Butler C.,University of Oxford |
van Erp W.,Nijmegen Medical Center |
Bhaduri A.,Highgate Mental Health Center |
Hammers A.,The Neurodis Foundation Fondation Neurodis |
And 4 more authors.
Epilepsy and Behavior | Year: 2013
Transient epileptic amnesia (TEA) is a recently described epilepsy syndrome characterized by recurrent episodes of isolated memory loss. It is associated with two unusual forms of interictal memory impairment: accelerated long-term forgetting (ALF) and autobiographical amnesia. We investigated the neural basis of TEA using manual volumetry and automated multi-atlas-based segmentation of whole-brain magnetic resonance imaging data from 40 patients with TEA and 20 healthy controls. Both methods confirmed the presence of subtle, bilateral hippocampal atrophy. Additional atrophy was revealed in perirhinal and orbitofrontal cortices. The volumes of these regions correlated with anterograde memory performance. No structural correlates were found for ALF or autobiographical amnesia. The results support the hypothesis that TEA is a focal medial temporal lobe epilepsy syndrome but reveal additional pathology in connected brain regions. The unusual interictal memory deficits of TEA remain unexplained by structural pathology and may reflect physiological disruption of memory networks by subclinical epileptiform activity. © 2013 Elsevier Inc. Source
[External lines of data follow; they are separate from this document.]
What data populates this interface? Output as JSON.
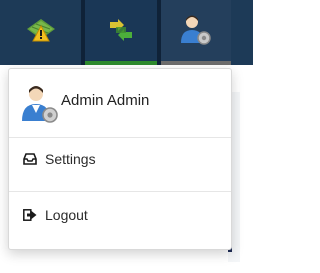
{
  "topbar": {
    "tabs": [
      {
        "icon": "alert-map-icon"
      },
      {
        "icon": "sync-arrows-icon"
      },
      {
        "icon": "user-settings-icon"
      }
    ]
  },
  "user_menu": {
    "user_name": "Admin Admin",
    "avatar_icon": "user-gear-icon",
    "items": [
      {
        "label": "Settings",
        "icon": "inbox-icon"
      },
      {
        "label": "Logout",
        "icon": "logout-icon"
      }
    ]
  }
}
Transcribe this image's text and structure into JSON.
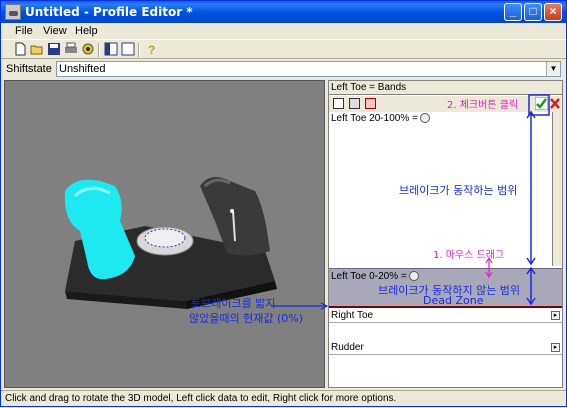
{
  "window": {
    "title": "Untitled - Profile Editor *"
  },
  "menu": [
    {
      "label": "File"
    },
    {
      "label": "View"
    },
    {
      "label": "Help"
    }
  ],
  "shiftstate": {
    "label": "Shiftstate",
    "value": "Unshifted"
  },
  "panel": {
    "header": "Left Toe = Bands",
    "band_upper": "Left Toe 20-100% =",
    "band_lower": "Left Toe 0-20% =",
    "sections": [
      {
        "label": "Right Toe"
      },
      {
        "label": "Rudder"
      }
    ]
  },
  "annotations": {
    "step2": "2. 체크버튼 클릭",
    "active_range": "브레이크가 동작하는 범위",
    "step1": "1. 마우스 드래그",
    "inactive_range": "브레이크가 동작하지 않는 범위",
    "dead_zone": "Dead Zone",
    "current_value_line1": "토브레이크를 밟지",
    "current_value_line2": "않았을때의 현재값 (0%)"
  },
  "status": {
    "text": "Click and drag to rotate the 3D model, Left click data to edit, Right click for more options."
  },
  "colors": {
    "annot_blue": "#1a2be0",
    "annot_pink": "#e020c8",
    "deadzone": "#a8a8b8",
    "pedal_cyan": "#1ee8f0"
  },
  "icons": [
    "app-icon",
    "new-file-icon",
    "open-folder-icon",
    "save-icon",
    "print-icon",
    "settings-icon",
    "layout-split-icon",
    "layout-single-icon",
    "help-icon",
    "check-icon",
    "close-x-icon"
  ]
}
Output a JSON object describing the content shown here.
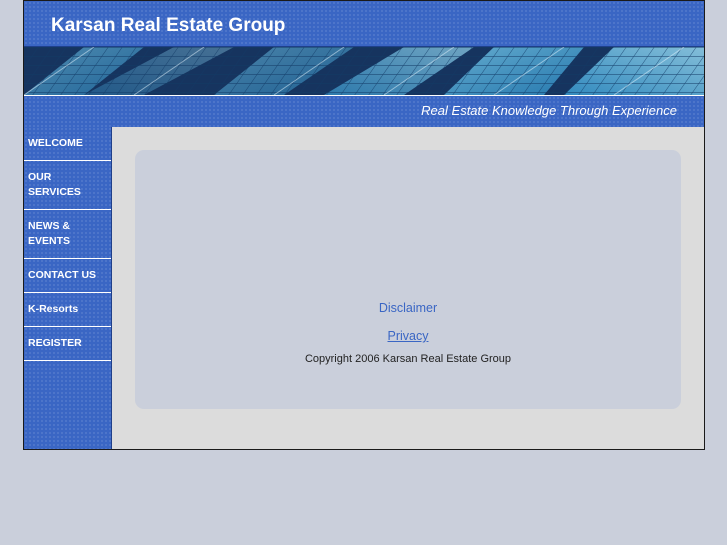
{
  "header": {
    "site_title": "Karsan Real Estate Group",
    "tagline": "Real Estate Knowledge Through Experience"
  },
  "nav": {
    "items": [
      {
        "label": "WELCOME"
      },
      {
        "label": "OUR SERVICES"
      },
      {
        "label": "NEWS & EVENTS"
      },
      {
        "label": "CONTACT US"
      },
      {
        "label": "K-Resorts"
      },
      {
        "label": "REGISTER"
      }
    ]
  },
  "footer": {
    "disclaimer": "Disclaimer",
    "privacy": "Privacy",
    "copyright": "Copyright 2006 Karsan Real Estate Group"
  },
  "colors": {
    "brand_blue": "#3a66c4",
    "page_bg": "#cacfdb",
    "content_bg": "#dcdcdc"
  },
  "banner": {
    "image": "glass-building-facade"
  }
}
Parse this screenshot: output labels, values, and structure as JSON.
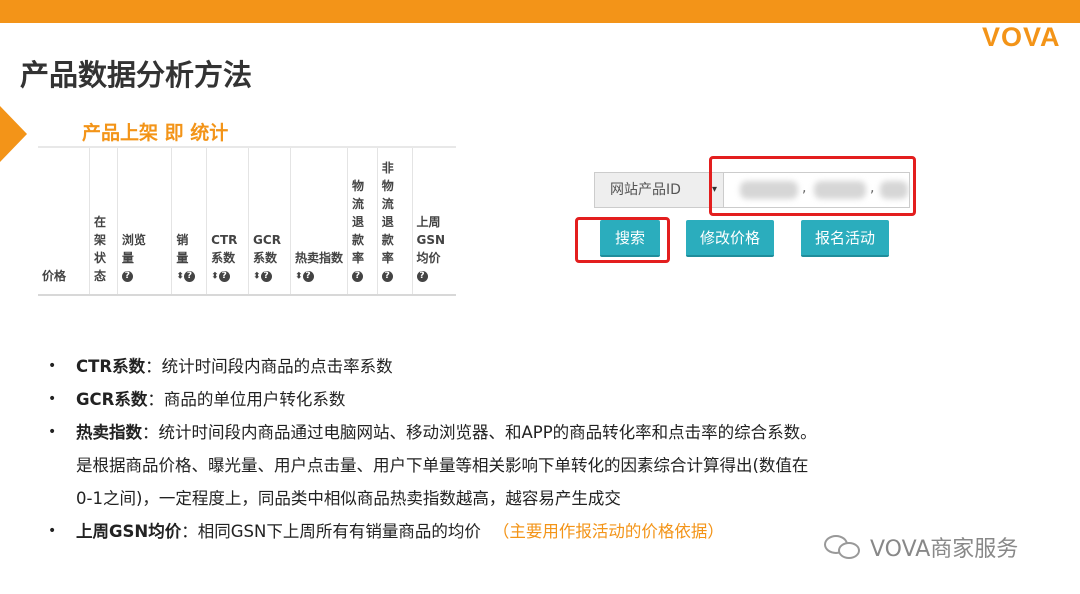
{
  "header": {
    "logo_text": "VOVA",
    "page_title": "产品数据分析方法",
    "accent_color": "#f39418"
  },
  "section": {
    "title": "产品上架 即 统计"
  },
  "stats_table": {
    "columns": [
      {
        "label": "价格",
        "stacked": false,
        "help": false,
        "sort": false
      },
      {
        "label": "在架状态",
        "stacked": true,
        "help": false,
        "sort": false
      },
      {
        "label": "浏览量",
        "stacked": false,
        "help": true,
        "sort": false
      },
      {
        "label": "销量",
        "stacked": true,
        "help": true,
        "sort": true
      },
      {
        "label": "CTR系数",
        "stacked": false,
        "help": true,
        "sort": true
      },
      {
        "label": "GCR系数",
        "stacked": false,
        "help": true,
        "sort": true
      },
      {
        "label": "热卖指数",
        "stacked": false,
        "help": true,
        "sort": true
      },
      {
        "label": "物流退款率",
        "stacked": true,
        "help": true,
        "sort": false
      },
      {
        "label": "非物流退款率",
        "stacked": true,
        "help": true,
        "sort": false
      },
      {
        "label": "上周GSN均价",
        "stacked": false,
        "help": true,
        "sort": false
      }
    ],
    "help_glyph": "?",
    "sort_glyph": "⬍"
  },
  "search": {
    "addon_label": "网站产品ID",
    "addon_caret": "▾",
    "input_separators": [
      ",",
      ","
    ]
  },
  "buttons": {
    "search": "搜索",
    "modify_price": "修改价格",
    "register_activity": "报名活动",
    "button_color": "#2badbd",
    "highlight_box_color": "#e31e1e"
  },
  "notes": [
    {
      "term": "CTR系数",
      "text": "：统计时间段内商品的点击率系数"
    },
    {
      "term": "GCR系数",
      "text": "：商品的单位用户转化系数"
    },
    {
      "term": "热卖指数",
      "text": "：统计时间段内商品通过电脑网站、移动浏览器、和APP的商品转化率和点击率的综合系数。"
    },
    {
      "term": "",
      "text": "是根据商品价格、曝光量、用户点击量、用户下单量等相关影响下单转化的因素综合计算得出(数值在"
    },
    {
      "term": "",
      "text": "0-1之间)，一定程度上，同品类中相似商品热卖指数越高，越容易产生成交"
    },
    {
      "term": "上周GSN均价",
      "text": "：相同GSN下上周所有有销量商品的均价",
      "highlight": "（主要用作报活动的价格依据）"
    }
  ],
  "watermark": {
    "text": "VOVA商家服务",
    "icon": "wechat-icon"
  }
}
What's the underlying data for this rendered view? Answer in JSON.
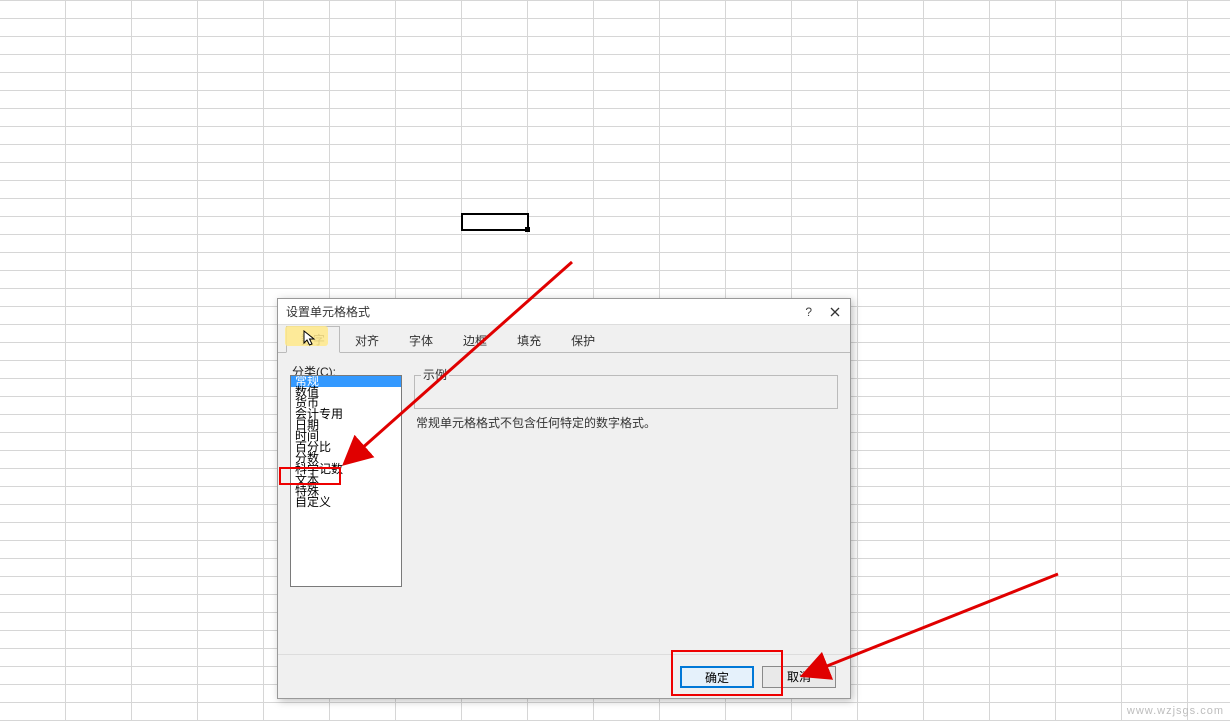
{
  "dialog": {
    "title": "设置单元格格式",
    "help_symbol": "?",
    "tabs": [
      "数字",
      "对齐",
      "字体",
      "边框",
      "填充",
      "保护"
    ],
    "active_tab_index": 0,
    "category_label": "分类(C):",
    "categories": [
      "常规",
      "数值",
      "货币",
      "会计专用",
      "日期",
      "时间",
      "百分比",
      "分数",
      "科学记数",
      "文本",
      "特殊",
      "自定义"
    ],
    "selected_category_index": 0,
    "highlighted_category_text": "文本",
    "sample_label": "示例",
    "description": "常规单元格格式不包含任何特定的数字格式。",
    "ok_label": "确定",
    "cancel_label": "取消"
  },
  "annotation": {
    "arrow_color": "#e00000"
  },
  "watermark": "www.wzjsgs.com"
}
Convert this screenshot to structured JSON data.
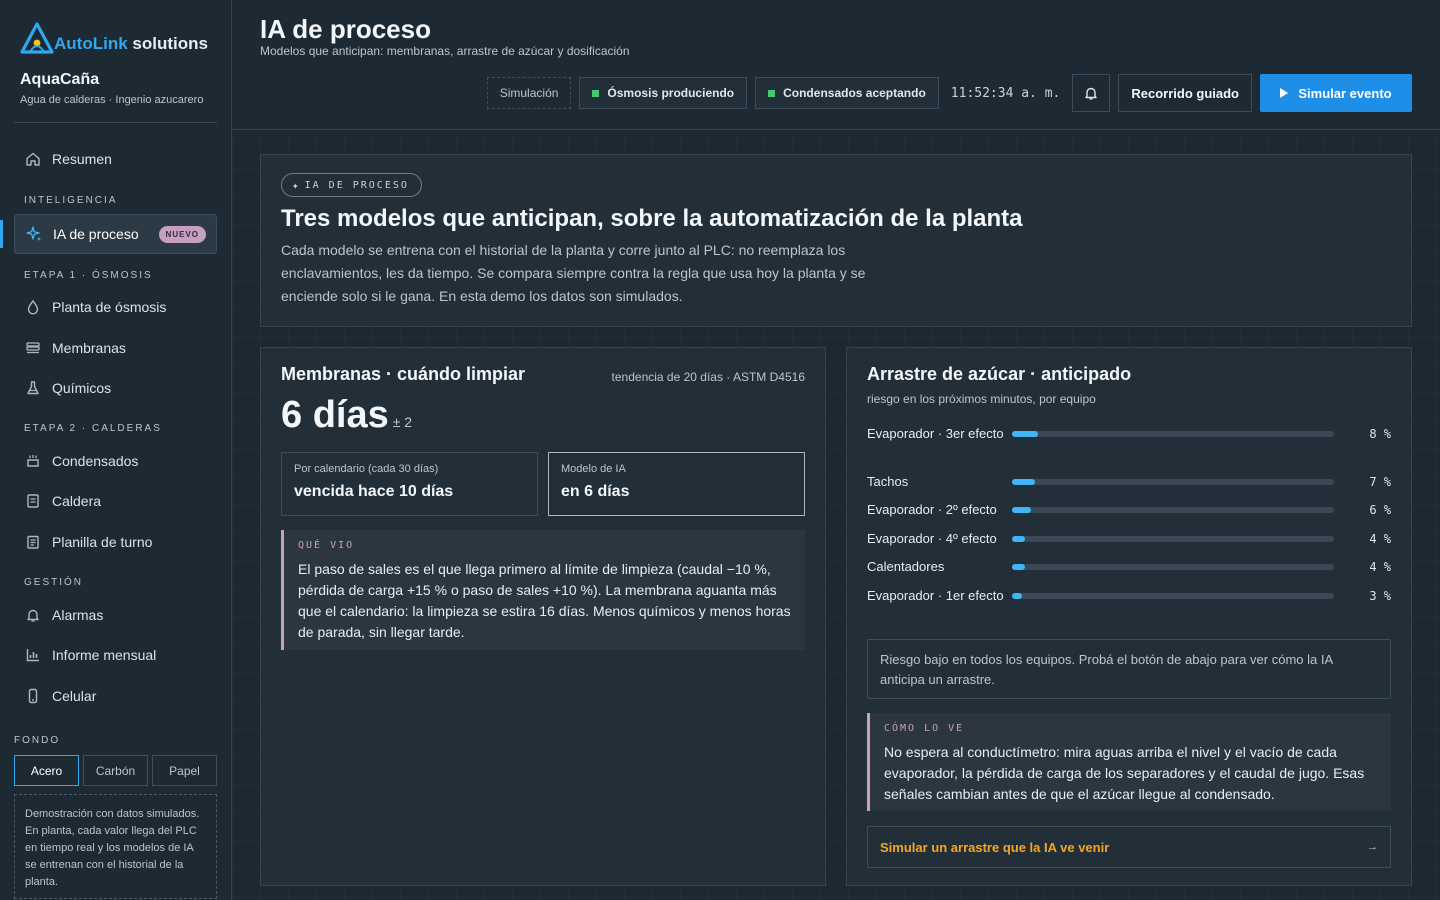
{
  "brand": {
    "logo_auto": "AutoLink",
    "logo_solutions": "solutions",
    "name": "AquaCaña",
    "subtitle": "Agua de calderas · Ingenio azucarero"
  },
  "sidebar": {
    "resumen": "Resumen",
    "sec_inteligencia": "INTELIGENCIA",
    "ia_proceso": "IA de proceso",
    "badge_nuevo": "NUEVO",
    "sec_etapa1": "ETAPA 1 · ÓSMOSIS",
    "planta_osmosis": "Planta de ósmosis",
    "membranas": "Membranas",
    "quimicos": "Químicos",
    "sec_etapa2": "ETAPA 2 · CALDERAS",
    "condensados": "Condensados",
    "caldera": "Caldera",
    "planilla": "Planilla de turno",
    "sec_gestion": "GESTIÓN",
    "alarmas": "Alarmas",
    "informe": "Informe mensual",
    "celular": "Celular",
    "fondo_label": "FONDO",
    "theme_acero": "Acero",
    "theme_carbon": "Carbón",
    "theme_papel": "Papel",
    "demo_note": "Demostración con datos simulados. En planta, cada valor llega del PLC en tiempo real y los modelos de IA se entrenan con el historial de la planta."
  },
  "header": {
    "title": "IA de proceso",
    "subtitle": "Modelos que anticipan: membranas, arrastre de azúcar y dosificación",
    "simulacion": "Simulación",
    "osmosis_status": "Ósmosis produciendo",
    "condensados_status": "Condensados aceptando",
    "clock": "11:52:34 a. m.",
    "tour_button": "Recorrido guiado",
    "simulate_button": "Simular evento",
    "status_color": "#48c774",
    "accent_color": "#1f8ee6"
  },
  "hero": {
    "tag": "IA DE PROCESO",
    "title": "Tres modelos que anticipan, sobre la automatización de la planta",
    "description": "Cada modelo se entrena con el historial de la planta y corre junto al PLC: no reemplaza los enclavamientos, les da tiempo. Se compara siempre contra la regla que usa hoy la planta y se enciende solo si le gana. En esta demo los datos son simulados."
  },
  "membranas": {
    "title": "Membranas · cuándo limpiar",
    "meta": "tendencia de 20 días · ASTM D4516",
    "days": "6 días",
    "plusminus": "± 2",
    "calendar_label": "Por calendario (cada 30 días)",
    "calendar_value": "vencida hace 10 días",
    "ai_label": "Modelo de IA",
    "ai_value": "en 6 días",
    "insight_label": "QUÉ VIO",
    "insight_text": "El paso de sales es el que llega primero al límite de limpieza (caudal −10 %, pérdida de carga +15 % o paso de sales +10 %). La membrana aguanta más que el calendario: la limpieza se estira 16 días. Menos químicos y menos horas de parada, sin llegar tarde."
  },
  "arrastre": {
    "title": "Arrastre de azúcar · anticipado",
    "subtitle": "riesgo en los próximos minutos, por equipo",
    "rows": [
      {
        "name": "Evaporador · 3er efecto",
        "value": 8,
        "label": "8 %"
      },
      {
        "name": "Tachos",
        "value": 7,
        "label": "7 %"
      },
      {
        "name": "Evaporador · 2º efecto",
        "value": 6,
        "label": "6 %"
      },
      {
        "name": "Evaporador · 4º efecto",
        "value": 4,
        "label": "4 %"
      },
      {
        "name": "Calentadores",
        "value": 4,
        "label": "4 %"
      },
      {
        "name": "Evaporador · 1er efecto",
        "value": 3,
        "label": "3 %"
      }
    ],
    "note": "Riesgo bajo en todos los equipos. Probá el botón de abajo para ver cómo la IA anticipa un arrastre.",
    "insight_label": "CÓMO LO VE",
    "insight_text": "No espera al conductímetro: mira aguas arriba el nivel y el vacío de cada evaporador, la pérdida de carga de los separadores y el caudal de jugo. Esas señales cambian antes de que el azúcar llegue al condensado.",
    "sim_link": "Simular un arrastre que la IA ve venir",
    "sim_link_arrow": "→",
    "bar_color": "#3fb6f5",
    "link_color": "#f5a623"
  }
}
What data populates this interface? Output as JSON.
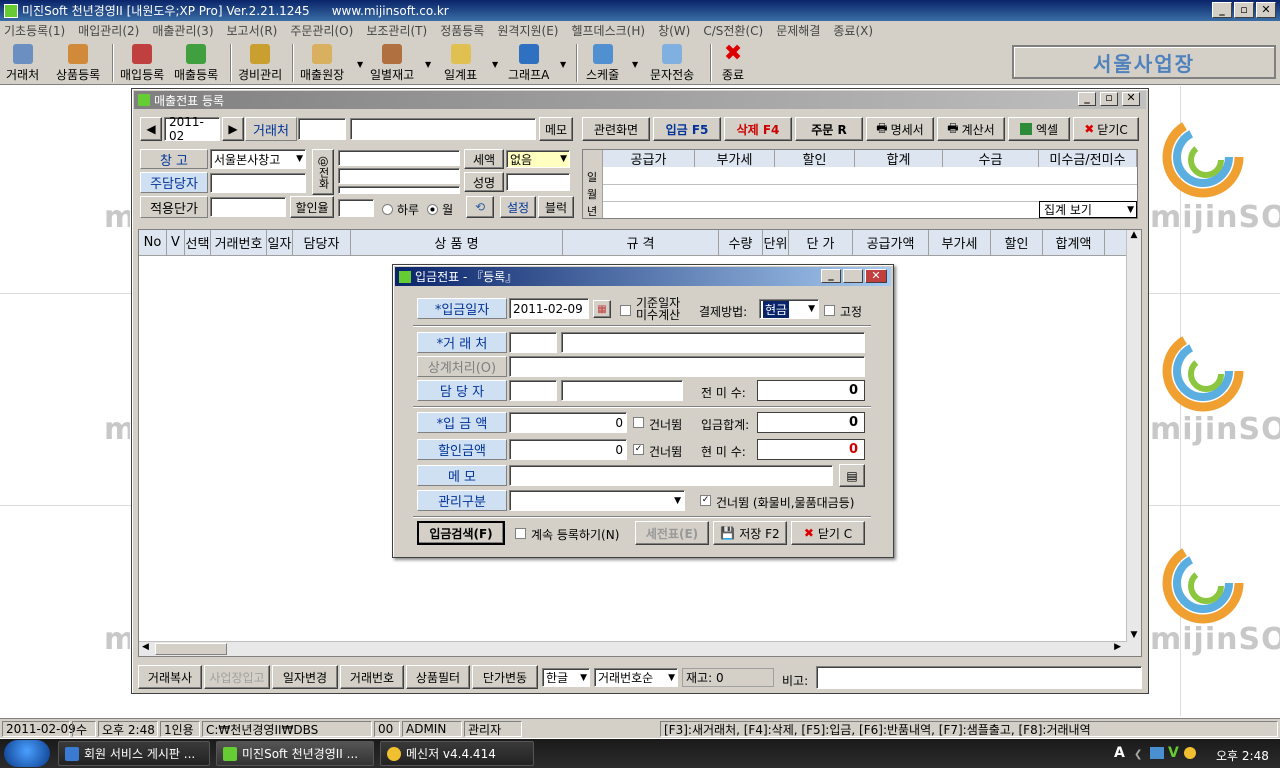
{
  "app": {
    "title": "미진Soft 천년경영II [내원도우;XP Pro] Ver.2.21.1245",
    "url": "www.mijinsoft.co.kr"
  },
  "window_buttons": {
    "min": "_",
    "max": "▫",
    "close": "✕"
  },
  "menu": [
    "기초등록(1)",
    "매입관리(2)",
    "매출관리(3)",
    "보고서(R)",
    "주문관리(O)",
    "보조관리(T)",
    "정품등록",
    "원격지원(E)",
    "헬프데스크(H)",
    "창(W)",
    "C/S전환(C)",
    "문제해결",
    "종료(X)"
  ],
  "toolbar": {
    "items": [
      "거래처",
      "상품등록",
      "매입등록",
      "매출등록",
      "경비관리",
      "매출원장",
      "일별재고",
      "일계표",
      "그래프A",
      "스케줄",
      "문자전송",
      "종료"
    ],
    "branch": "서울사업장"
  },
  "logo_text": "mijinSOFT",
  "sales": {
    "title": "매출전표 등록",
    "date": "2011-02",
    "prev": "◀",
    "next": "▶",
    "client_label": "거래처",
    "memo_btn": "메모",
    "actions": [
      "관련화면",
      "입금 F5",
      "삭제 F4",
      "주문 R",
      "명세서",
      "계산서",
      "엑셀",
      "닫기C"
    ],
    "warehouse_label": "창    고",
    "warehouse_value": "서울본사창고",
    "manager_label": "주담당자",
    "unitprice_label": "적용단가",
    "discount_btn": "할인율",
    "phone_btn": "@전화",
    "tax_btn": "세액",
    "tax_value": "없음",
    "desc_btn": "성명",
    "radio_day": "하루",
    "radio_month": "월",
    "settings_btn": "설정",
    "block_btn": "블럭",
    "summary_headers": [
      "공급가",
      "부가세",
      "할인",
      "합계",
      "수금",
      "미수금/전미수"
    ],
    "summary_rows": [
      "일",
      "월",
      "년"
    ],
    "summary_select": "집계 보기",
    "grid_headers": [
      "No",
      "V",
      "선택",
      "거래번호",
      "일자",
      "담당자",
      "상 품 명",
      "규 격",
      "수량",
      "단위",
      "단 가",
      "공급가액",
      "부가세",
      "할인",
      "합계액"
    ],
    "bottom": [
      "거래복사",
      "사업장입고",
      "일자변경",
      "거래번호",
      "상품필터",
      "단가변동"
    ],
    "lang": "한글",
    "sort": "거래번호순",
    "stock": "재고: 0",
    "note_label": "비고:"
  },
  "dialog": {
    "title": "입금전표 - 『등록』",
    "date_label": "*입금일자",
    "date": "2011-02-09",
    "basis_check": "기준일자 미수계산",
    "pay_label": "결제방법:",
    "pay_value": "현금",
    "fix_check": "고정",
    "client_label": "*거 래 처",
    "offset_label": "상계처리(O)",
    "manager_label": "담 당 자",
    "prev_unpaid_label": "전 미 수:",
    "prev_unpaid": "0",
    "amount_label": "*입 금 액",
    "amount": "0",
    "skip1": "건너뜀",
    "sum_label": "입금합계:",
    "sum": "0",
    "disc_label": "할인금액",
    "disc": "0",
    "skip2": "건너뜀",
    "cur_unpaid_label": "현 미 수:",
    "cur_unpaid": "0",
    "memo_label": "메    모",
    "mgmt_label": "관리구분",
    "skip3": "건너뜀 (화물비,물품대금등)",
    "search_btn": "입금검색(F)",
    "continue_check": "계속 등록하기(N)",
    "tax_btn": "세전표(E)",
    "save_btn": "저장 F2",
    "close_btn": "닫기 C"
  },
  "status": {
    "date": "2011-02-09",
    "day": "수",
    "time": "오후 2:48",
    "mode": "1인용",
    "path": "C:₩천년경영II₩DBS",
    "code": "00",
    "user": "ADMIN",
    "role": "관리자",
    "keys": "[F3]:새거래처, [F4]:삭제, [F5]:입금, [F6]:반품내역, [F7]:샘플출고, [F8]:거래내역"
  },
  "taskbar": {
    "tasks": [
      "회원 서비스 게시판 ...",
      "미진Soft 천년경영II ...",
      "메신저 v4.4.414"
    ],
    "clock": "오후 2:48"
  },
  "colors": {
    "title_active": "#0a246a",
    "face": "#d4d0c8",
    "label_blue": "#cfe0f2",
    "red": "#cc0000"
  }
}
Klein-Koerkamp Y.,French National Center for Scientific Research |
Heckemann R.A.,Sahlgrenska University Hospital |
Heckemann R.A.,Imperial College London |
Ramdeen K.T.,The Neurodis Foundation Fondation Neurodis |
And 10 more authors.
Current Alzheimer Research | Year: 2014
Current research suggests that amygdalar volumes in patients with Alzheimer's disease (AD) may be a relevant measure for its early diagnosis. However, findings are still inconclusive and controversial, partly because studies did not focus on the earliest stage of the disease. In this study, we measured amygdalar atrophy in 48 AD patients and 82 healthy controls (HC) by using a multi-atlas procedure, MAPER. Both hippocampal and amygdalar volumes, normalized by intracranial volume, were significantly reduced in AD compared with HC. The volume loss in the two structures was of similar magnitude (~24%). Amygdalar volume loss in AD predicted memory impairment after we controlled for age, gender, education, and, more important, hippocampal volume, indicating that memory decline correlates with amygdalar atrophy over and above hippocampal atrophy. Amygdalar volume may thus be as useful as hippocampal volume for the diagnosis of early AD. In addition, it could be an independent marker of cognitive decline. The role of the amygdala in AD should be reconsidered to guide further research and clinical practice. © 2014 Bentham Science Publishers. Source